All Sections

August 17, 2017


26° C, A few clouds

Full Forecast


Advertise With Us

Hidden family food favourites at Vientiane

Hey there, time traveller!
This article was published 21/5/2013 (1548 days ago), so information in it may no longer be current.

Even though I have a food-centric career, I am always amazed and surprised by all the little family places that grace Winnipeg’s neighbourhoods.

I had a hankering for Thai food recently and discovered Vientiane Restaurant at 208 Marion St. in St. Boniface.  

Pad Thai is a “must have” for any visitors to Vientiane Restaurant on Marion Street.


Pad Thai is a “must have” for any visitors to Vientiane Restaurant on Marion Street.

The charming little place shares the strip mall with Lovey’s BBQ, which is another place I have yet to try. The dining room has been painted a passionate red which is a strategic choice, as red enhances human metabolism, thereby stimulating our appetites.

Tom Kha Gai is one of my favourite dishes from Thailand and when translated simply means: Thai Chicken Soup, but oh, this is no ordinary chicken soup. The fresh tastes of lime and cilantro are fused with chicken, veggies and coconut milk, resulting in a balance of spicy, salty, sweet and sour! I have tried to concoct this soup at home but find that I do not always have the essential ingredients of galangal and lemongrass in the fridge.

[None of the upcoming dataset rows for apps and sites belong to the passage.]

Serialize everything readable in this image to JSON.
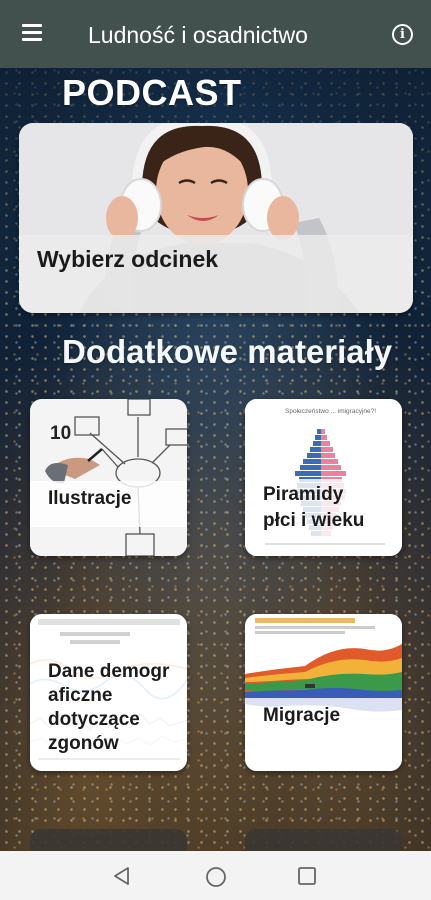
{
  "app": {
    "title": "Ludność i osadnictwo"
  },
  "icons": {
    "menu": "hamburger-menu-icon",
    "info": "info-icon"
  },
  "podcast": {
    "section_title": "PODCAST",
    "card_label": "Wybierz odcinek"
  },
  "materials": {
    "section_title": "Dodatkowe materiały",
    "tiles": [
      {
        "label": "Ilustracje"
      },
      {
        "label_line1": "Piramidy",
        "label_line2": "płci i wieku"
      },
      {
        "label_line1": "Dane demogr",
        "label_line2": "aficzne",
        "label_line3": "dotyczące",
        "label_line4": "zgonów"
      },
      {
        "label": "Migracje"
      }
    ]
  },
  "colors": {
    "appbar": "#42504e",
    "navbar": "#f3f3f3"
  }
}
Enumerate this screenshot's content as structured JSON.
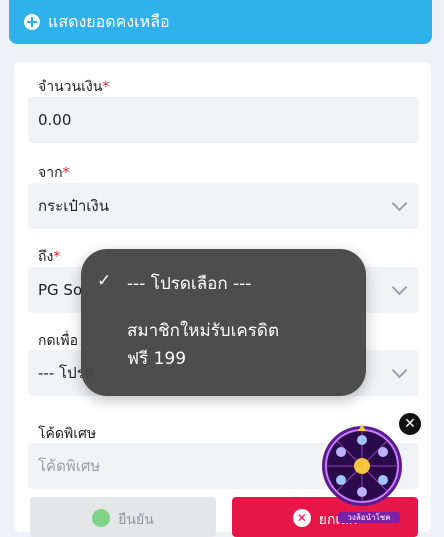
{
  "banner": {
    "label": "แสดงยอดคงเหลือ",
    "icon": "plus-circle-icon"
  },
  "form": {
    "amount": {
      "label": "จำนวนเงิน",
      "value": "0.00"
    },
    "from": {
      "label": "จาก",
      "value": "กระเป๋าเงิน"
    },
    "to": {
      "label": "ถึง",
      "value": "PG So"
    },
    "promo": {
      "label": "กดเพื่อ",
      "value": "--- โปรด"
    },
    "code": {
      "label": "โค้ดพิเศษ",
      "placeholder": "โค้ดพิเศษ"
    },
    "required_mark": "*"
  },
  "dropdown": {
    "options": [
      {
        "label": "--- โปรดเลือก ---",
        "selected": true
      },
      {
        "label_line1": "สมาชิกใหม่รับเครดิต",
        "label_line2": "ฟรี 199",
        "selected": false
      }
    ],
    "check_glyph": "✓"
  },
  "buttons": {
    "confirm_label": "ยืนยัน",
    "cancel_label": "ยกเลิก"
  },
  "wheel": {
    "label": "วงล้อนำโชค",
    "close_glyph": "✕"
  },
  "colors": {
    "accent": "#2fb1ec",
    "cancel": "#e8174a",
    "required": "#e02424"
  }
}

A mango salad complemented the complex soup tastes. Shredded mango is doused in lime juice and tossed with chilies and then garnished with peanuts and dried shrimp. All of this is placed on an enormous, frilly lettuce leaf.

Pad Thai is another of our "must haves" and the version served at Vientiane is just slightly different than any I have tasted before. I understand that there are as many versions of this recipe as there are Thai chefs.  Pad Thai is the assembly of noodles, garlic, peanuts, chilies and bean sprouts and is the country’s national dish. The prime minister of Thailand made this street food popular during the late 1930s as part of his campaign to reduce domestic rice consumption and increase nationalism. Who knew?

The restaurant has been open for four years and is owned by Xuejun Xia and his wife. On this day, he was behind the counter and looked as busy as an air traffic controller, answering the phone and controlling the flow of guests in and out of his restaurant.  I asked him if he was happy with his business and he gave me a smiling shrug.

Kathryne Grisim’s blog was named best local blog in Uptown Magazine’s Best of Winnipeg readers’ poll.

Read more by Kathryne Grisim.


Advertise With Us

You can comment on most stories on You can also agree or disagree with other comments. All you need to do is be a Winnipeg Free Press print or e-edition subscriber to join the conversation and give your feedback.

Have Your Say

New to commenting? Check out our Frequently Asked Questions.

Have Your Say

Comments are open to Winnipeg Free Press print or e-edition subscribers only. why?

Have Your Say

Comments are open to Winnipeg Free Press Subscribers only. why?

The Winnipeg Free Press does not necessarily endorse any of the views posted. By submitting your comment, you agree to our Terms and Conditions. These terms were revised effective January 2015.

Photo Store

Scroll down to load more